Helping Those in Need: STU Tommies Food Drive
A group of student-athletes believe the spirit of Christmas is about giving back to those who need it most. That’s why the STU Student-Athlete Council organized a food drive to collect donations for the STU Food Bank and the Fredericton Food Bank at Greener Village.
“As student-athletes, we are lucky to receive the amount of support from fans within our community so it is really important to us that we do what we can to give back to the community that gives us so much,” said Taylor Cook, Vice-President of the Student-Athlete Council and a member of the women’s hockey team.
“As many people know, the Christmas season can be extremely difficult for some families and students, so we saw the food drive as a great opportunity not only to bring the student-athletes together to work on a project, but also to work with the community to make this season a little bit easier for those that are in need.”
On December 9, more than 35 student-athletes canvassed Fredericton area neighbourhoods for non-perishable food items. Smaller collections also took place earlier at a volleyball match, a women’s hockey game and a basketball doubleheader.
The students collected roughly 2,000 items, half of which was donated to the Fredericton Food Bank, and the other half to the STU Food Bank.
Fredericton Nissan sponsored the event by providing two Nissan Titan trucks to help haul all the food donations.
“When we finished collection and filled two Nissan Titan trucks with non-perishables, it was absolutely amazing to see the final product of all the preparation for the food drive,” Cook added. “A special thanks to Fredericton Nissan for providing the trucks for the collection.”
Campus Minister Vivien Zelazny, who administers the STU Food Bank, was shocked when she walked into the food bank to find that its contents had more than doubled overnight.
“What an amazing Christmas gift to the food bank,” she said. “There were lots of staples, but also some celebratory things, like cake mixes, cranberry sauce, chocolate—even crab meat! It’s such a blessing to be a part of this generous community, and we’re so grateful to the student-athletes who organized and carried out this food drive.”
Zelazny adds that the food bank is an important feature on campus because university is a time when students’ incomes can be relatively low and they can be at risk for food insecurity.

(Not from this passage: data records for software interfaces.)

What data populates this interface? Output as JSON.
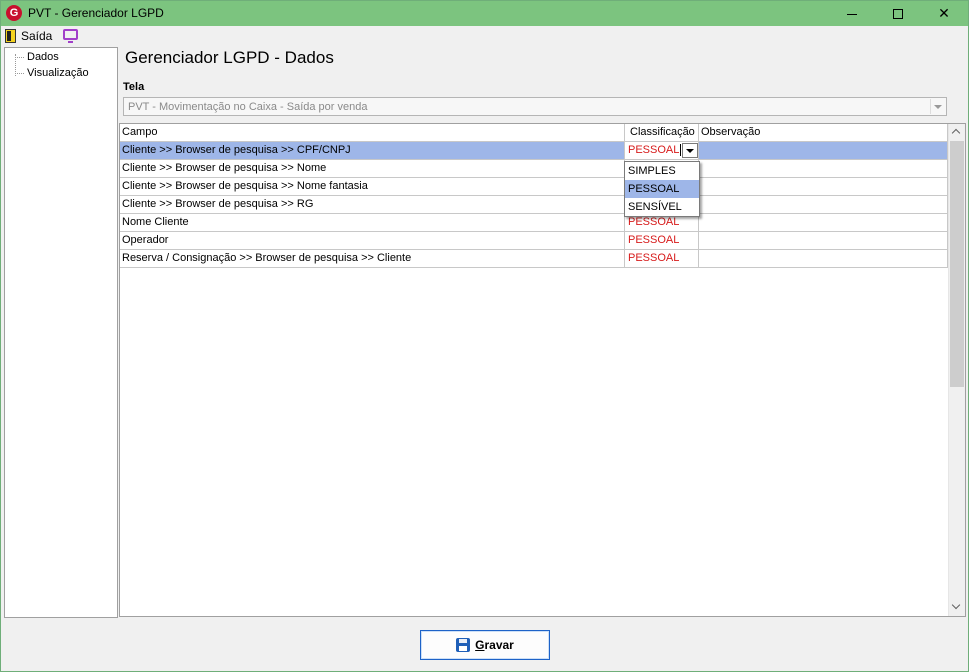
{
  "window": {
    "title": "PVT - Gerenciador LGPD",
    "app_icon_letter": "G",
    "controls": [
      "minimize-icon",
      "maximize-icon",
      "close-icon"
    ],
    "close_glyph": "✕"
  },
  "menu": {
    "exit_label": "Saída",
    "icons": [
      "door-exit-icon",
      "monitor-icon"
    ]
  },
  "sidebar": {
    "items": [
      {
        "label": "Dados"
      },
      {
        "label": "Visualização"
      }
    ]
  },
  "main": {
    "title": "Gerenciador LGPD - Dados",
    "tela_label": "Tela",
    "tela_value": "PVT - Movimentação no Caixa - Saída por venda"
  },
  "grid": {
    "columns": [
      "Campo",
      "Classificação",
      "Observação"
    ],
    "rows": [
      {
        "campo": "Cliente >> Browser de pesquisa >> CPF/CNPJ",
        "classificacao": "PESSOAL",
        "observacao": "",
        "selected": true
      },
      {
        "campo": "Cliente >> Browser de pesquisa >> Nome",
        "classificacao": "",
        "observacao": ""
      },
      {
        "campo": "Cliente >> Browser de pesquisa >> Nome fantasia",
        "classificacao": "",
        "observacao": ""
      },
      {
        "campo": "Cliente >> Browser de pesquisa >> RG",
        "classificacao": "",
        "observacao": ""
      },
      {
        "campo": "Nome Cliente",
        "classificacao": "PESSOAL",
        "observacao": ""
      },
      {
        "campo": "Operador",
        "classificacao": "PESSOAL",
        "observacao": ""
      },
      {
        "campo": "Reserva / Consignação >> Browser de pesquisa >> Cliente",
        "classificacao": "PESSOAL",
        "observacao": ""
      }
    ],
    "dropdown_options": [
      "SIMPLES",
      "PESSOAL",
      "SENSÍVEL"
    ],
    "dropdown_selected": "PESSOAL"
  },
  "footer": {
    "save_label_first": "G",
    "save_label_rest": "ravar"
  },
  "colors": {
    "titlebar": "#7cc47f",
    "selection": "#9eb6e8",
    "classification_text": "#d71b1b",
    "button_border": "#1e63c8"
  }
}
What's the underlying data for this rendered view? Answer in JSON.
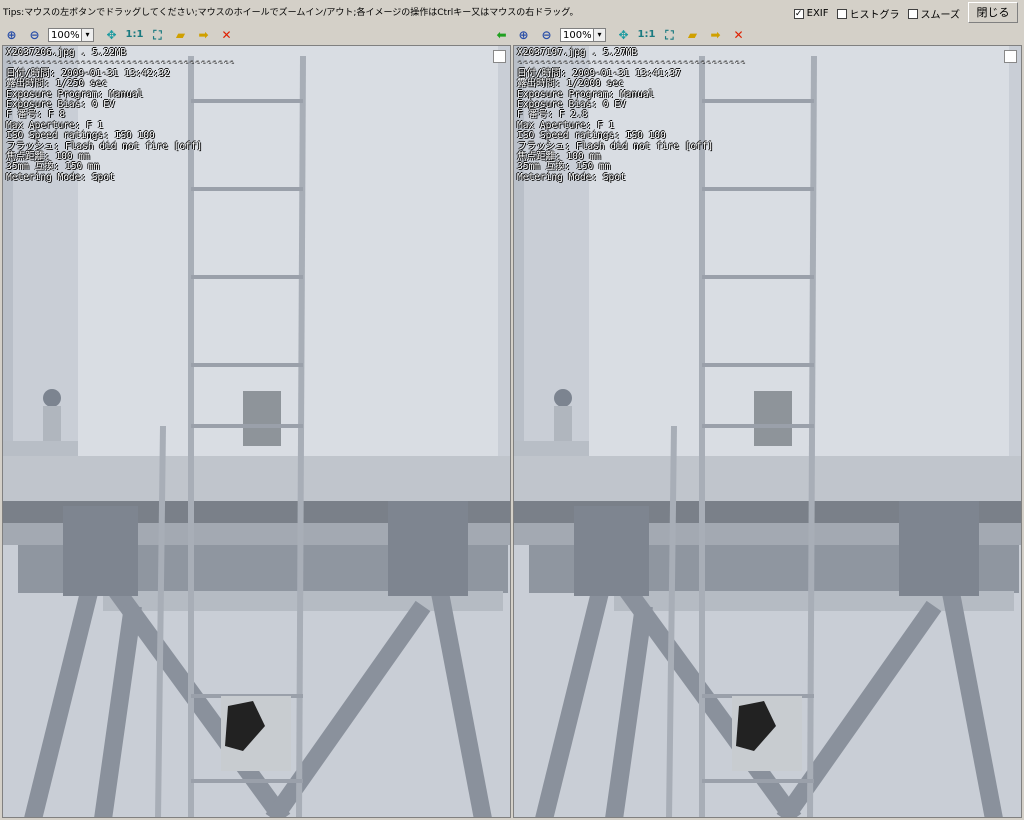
{
  "tips": "Tips:マウスの左ボタンでドラッグしてください;マウスのホイールでズームイン/アウト;各イメージの操作はCtrlキー又はマウスの右ドラッグ。",
  "options": [
    {
      "label": "EXIF",
      "checked": true
    },
    {
      "label": "ヒストグラ",
      "checked": false
    },
    {
      "label": "スムーズ",
      "checked": false
    }
  ],
  "close_label": "閉じる",
  "toolbar": {
    "zoom_value": "100%",
    "one_to_one": "1:1"
  },
  "panels": [
    {
      "filename": "X2037206.jpg",
      "size": "5.22MB",
      "separator": "----------------------------------------",
      "exif": [
        "日付/時間: 2009-01-31 13:42:32",
        "露出時間: 1/250 sec",
        "Exposure Program: Manual",
        "Exposure Bias: 0 EV",
        "F 番号: F 8",
        "Max Aperture: F 1",
        "ISO Speed ratings: ISO 100",
        "フラッシュ: Flash did not fire [off]",
        "焦点距離: 100 mm",
        "35mm 互換: 150 mm",
        "Metering Mode: Spot"
      ]
    },
    {
      "filename": "X2037197.jpg",
      "size": "5.27MB",
      "separator": "----------------------------------------",
      "exif": [
        "日付/時間: 2009-01-31 13:41:37",
        "露出時間: 1/2000 sec",
        "Exposure Program: Manual",
        "Exposure Bias: 0 EV",
        "F 番号: F 2.8",
        "Max Aperture: F 1",
        "ISO Speed ratings: ISO 100",
        "フラッシュ: Flash did not fire [off]",
        "焦点距離: 100 mm",
        "35mm 互換: 150 mm",
        "Metering Mode: Spot"
      ]
    }
  ]
}
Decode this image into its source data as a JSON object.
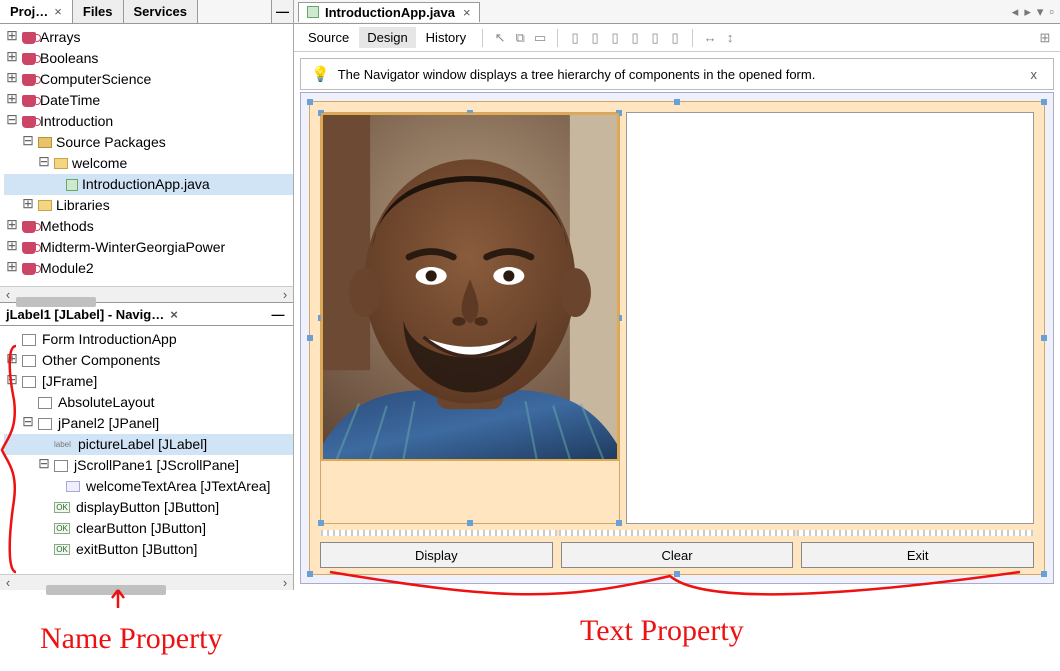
{
  "topTabs": {
    "projects": "Proj…",
    "files": "Files",
    "services": "Services"
  },
  "projectsTree": {
    "items": [
      "Arrays",
      "Booleans",
      "ComputerScience",
      "DateTime",
      "Introduction"
    ],
    "introduction": {
      "sourcePkgs": "Source Packages",
      "pkg": "welcome",
      "file": "IntroductionApp.java",
      "libraries": "Libraries"
    },
    "rest": [
      "Methods",
      "Midterm-WinterGeorgiaPower",
      "Module2"
    ]
  },
  "navigator": {
    "title": "jLabel1 [JLabel] - Navig…",
    "root": "Form IntroductionApp",
    "other": "Other Components",
    "frame": "[JFrame]",
    "layout": "AbsoluteLayout",
    "panel": "jPanel2 [JPanel]",
    "picture": "pictureLabel [JLabel]",
    "scroll": "jScrollPane1 [JScrollPane]",
    "textarea": "welcomeTextArea [JTextArea]",
    "display": "displayButton [JButton]",
    "clear": "clearButton [JButton]",
    "exit": "exitButton [JButton]"
  },
  "editor": {
    "fileTab": "IntroductionApp.java",
    "views": {
      "source": "Source",
      "design": "Design",
      "history": "History"
    },
    "hint": "The Navigator window displays a tree hierarchy of components in the opened form.",
    "hintClose": "x"
  },
  "buttons": {
    "display": "Display",
    "clear": "Clear",
    "exit": "Exit"
  },
  "annotations": {
    "name": "Name Property",
    "text": "Text Property"
  }
}
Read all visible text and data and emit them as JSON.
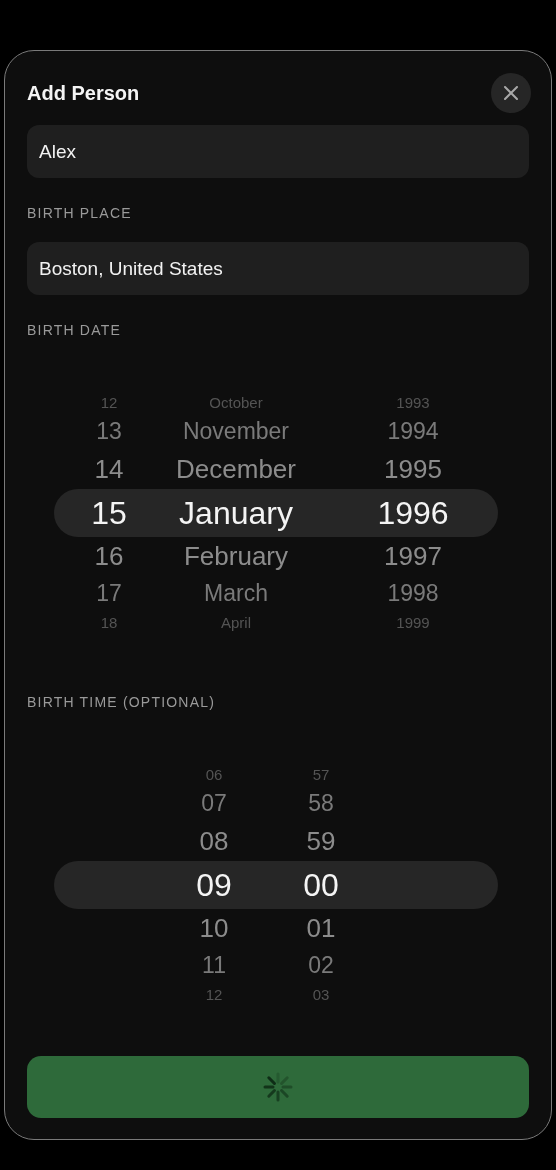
{
  "dialog": {
    "title": "Add Person"
  },
  "name_field": {
    "value": "Alex"
  },
  "birth_place": {
    "label": "BIRTH PLACE",
    "value": "Boston, United States"
  },
  "birth_date": {
    "label": "BIRTH DATE",
    "columns": [
      {
        "kind": "day",
        "rows": [
          {
            "text": "12",
            "selected": false
          },
          {
            "text": "13",
            "selected": false
          },
          {
            "text": "14",
            "selected": false
          },
          {
            "text": "15",
            "selected": true
          },
          {
            "text": "16",
            "selected": false
          },
          {
            "text": "17",
            "selected": false
          },
          {
            "text": "18",
            "selected": false
          }
        ]
      },
      {
        "kind": "month",
        "rows": [
          {
            "text": "October",
            "selected": false
          },
          {
            "text": "November",
            "selected": false
          },
          {
            "text": "December",
            "selected": false
          },
          {
            "text": "January",
            "selected": true
          },
          {
            "text": "February",
            "selected": false
          },
          {
            "text": "March",
            "selected": false
          },
          {
            "text": "April",
            "selected": false
          }
        ]
      },
      {
        "kind": "year",
        "rows": [
          {
            "text": "1993",
            "selected": false
          },
          {
            "text": "1994",
            "selected": false
          },
          {
            "text": "1995",
            "selected": false
          },
          {
            "text": "1996",
            "selected": true
          },
          {
            "text": "1997",
            "selected": false
          },
          {
            "text": "1998",
            "selected": false
          },
          {
            "text": "1999",
            "selected": false
          }
        ]
      }
    ]
  },
  "birth_time": {
    "label": "BIRTH TIME (OPTIONAL)",
    "columns": [
      {
        "kind": "hour",
        "rows": [
          {
            "text": "06",
            "selected": false
          },
          {
            "text": "07",
            "selected": false
          },
          {
            "text": "08",
            "selected": false
          },
          {
            "text": "09",
            "selected": true
          },
          {
            "text": "10",
            "selected": false
          },
          {
            "text": "11",
            "selected": false
          },
          {
            "text": "12",
            "selected": false
          }
        ]
      },
      {
        "kind": "minute",
        "rows": [
          {
            "text": "57",
            "selected": false
          },
          {
            "text": "58",
            "selected": false
          },
          {
            "text": "59",
            "selected": false
          },
          {
            "text": "00",
            "selected": true
          },
          {
            "text": "01",
            "selected": false
          },
          {
            "text": "02",
            "selected": false
          },
          {
            "text": "03",
            "selected": false
          }
        ]
      }
    ]
  },
  "submit_button": {
    "loading": true
  }
}
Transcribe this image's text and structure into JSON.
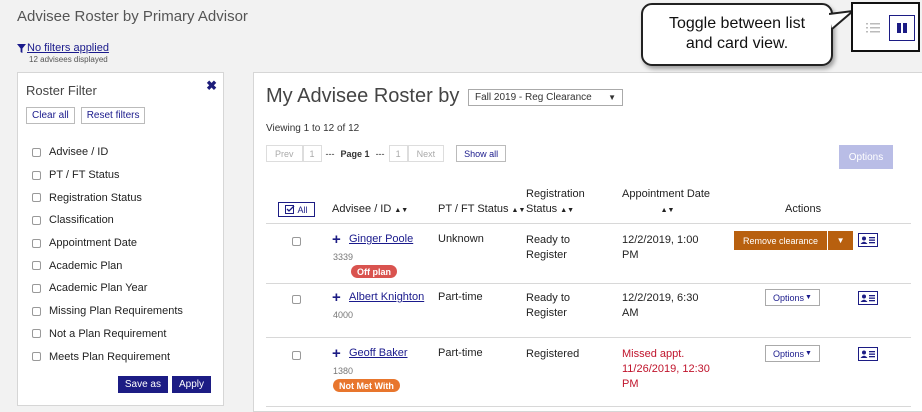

“The Food Bank could potentially be the difference between a student staying in school or dropping out to find work; it could be the difference between a student excelling in their courses rather than worrying about where to get their next meal. We want to be there for all students, and for their sakes, we depend on the community’s donations.”